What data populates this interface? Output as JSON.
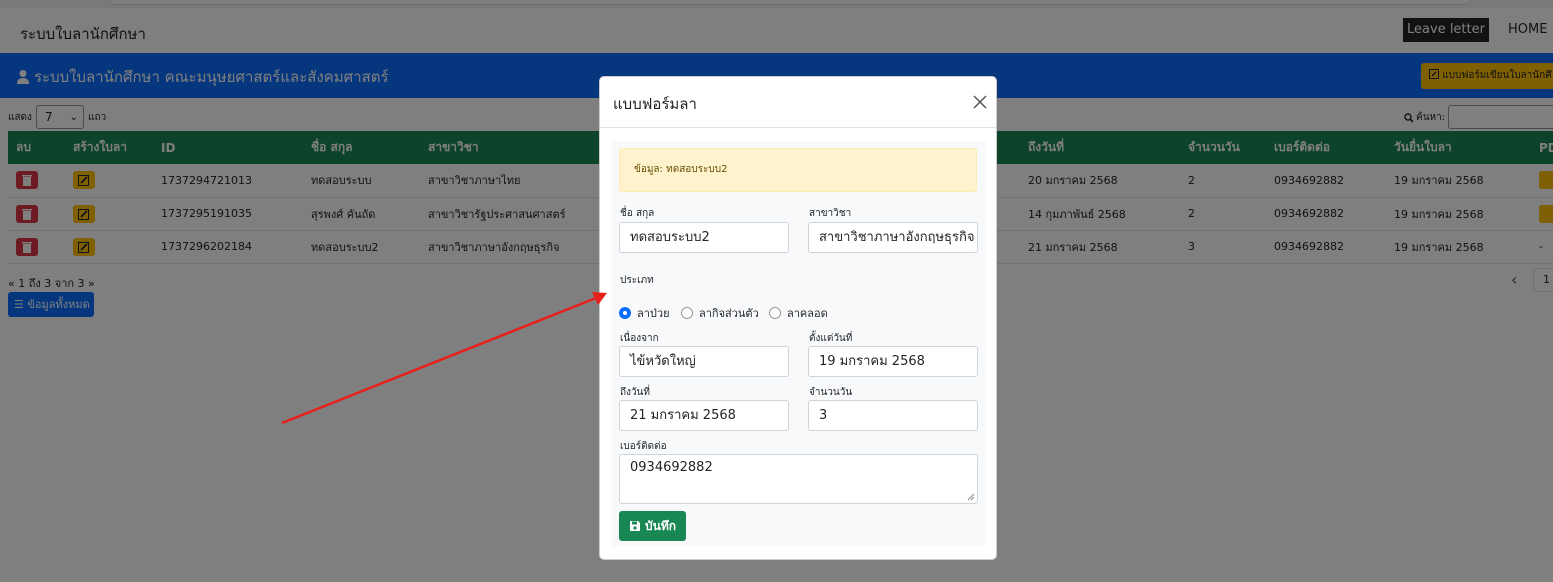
{
  "navbar": {
    "brand": "ระบบใบลานักศึกษา",
    "leave_letter": "Leave letter",
    "home": "HOME"
  },
  "header": {
    "title": "ระบบใบลานักศึกษา คณะมนุษยศาสตร์และสังคมศาสตร์",
    "form_button": "แบบฟอร์มเขียนใบลานักศึ"
  },
  "controls": {
    "show": "แสดง",
    "rows_value": "7",
    "rows": "แถว",
    "search": "ค้นหา:"
  },
  "table": {
    "columns": [
      "ลบ",
      "สร้างใบลา",
      "ID",
      "ชื่อ สกุล",
      "สาขาวิชา",
      "ถึงวันที่",
      "จำนวนวัน",
      "เบอร์ติดต่อ",
      "วันยื่นใบลา",
      "PD"
    ],
    "rows": [
      {
        "id": "1737294721013",
        "name": "ทดสอบระบบ",
        "major": "สาขาวิชาภาษาไทย",
        "to_date": "20 มกราคม 2568",
        "days": "2",
        "phone": "0934692882",
        "submitted": "19 มกราคม 2568",
        "pdf": ""
      },
      {
        "id": "1737295191035",
        "name": "สุรพงศ์ คันถัด",
        "major": "สาขาวิชารัฐประศาสนศาสตร์",
        "to_date": "14 กุมภาพันธ์ 2568",
        "days": "2",
        "phone": "0934692882",
        "submitted": "19 มกราคม 2568",
        "pdf": ""
      },
      {
        "id": "1737296202184",
        "name": "ทดสอบระบบ2",
        "major": "สาขาวิชาภาษาอังกฤษธุรกิจ",
        "to_date": "21 มกราคม 2568",
        "days": "3",
        "phone": "0934692882",
        "submitted": "19 มกราคม 2568",
        "pdf": "-"
      }
    ]
  },
  "pager": {
    "info": "1 ถึง 3 จาก 3",
    "all_button": "ข้อมูลทั้งหมด",
    "page": "1"
  },
  "modal": {
    "title": "แบบฟอร์มลา",
    "alert": "ข้อมูล: ทดสอบระบบ2",
    "name_label": "ชื่อ สกุล",
    "name_value": "ทดสอบระบบ2",
    "major_label": "สาขาวิชา",
    "major_value": "สาขาวิชาภาษาอังกฤษธุรกิจ",
    "type_label": "ประเภท",
    "types": [
      "ลาป่วย",
      "ลากิจส่วนตัว",
      "ลาคลอด"
    ],
    "selected_type": 0,
    "reason_label": "เนื่องจาก",
    "reason_value": "ไข้หวัดใหญ่",
    "from_label": "ตั้งแต่วันที่",
    "from_value": "19 มกราคม 2568",
    "to_label": "ถึงวันที่",
    "to_value": "21 มกราคม 2568",
    "days_label": "จำนวนวัน",
    "days_value": "3",
    "phone_label": "เบอร์ติดต่อ",
    "phone_value": "0934692882",
    "save": "บันทึก"
  },
  "colors": {
    "primary": "#0d6efd",
    "success": "#198754",
    "danger": "#dc3545",
    "warning": "#ffc107",
    "annotation": "#e8201c"
  }
}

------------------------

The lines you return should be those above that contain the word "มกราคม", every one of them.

→ Task answer
        "to_date": "20 มกราคม 2568",
        "submitted": "19 มกราคม 2568",
        "submitted": "19 มกราคม 2568",
        "to_date": "21 มกราคม 2568",
        "submitted": "19 มกราคม 2568",
    "from_value": "19 มกราคม 2568",
    "to_value": "21 มกราคม 2568",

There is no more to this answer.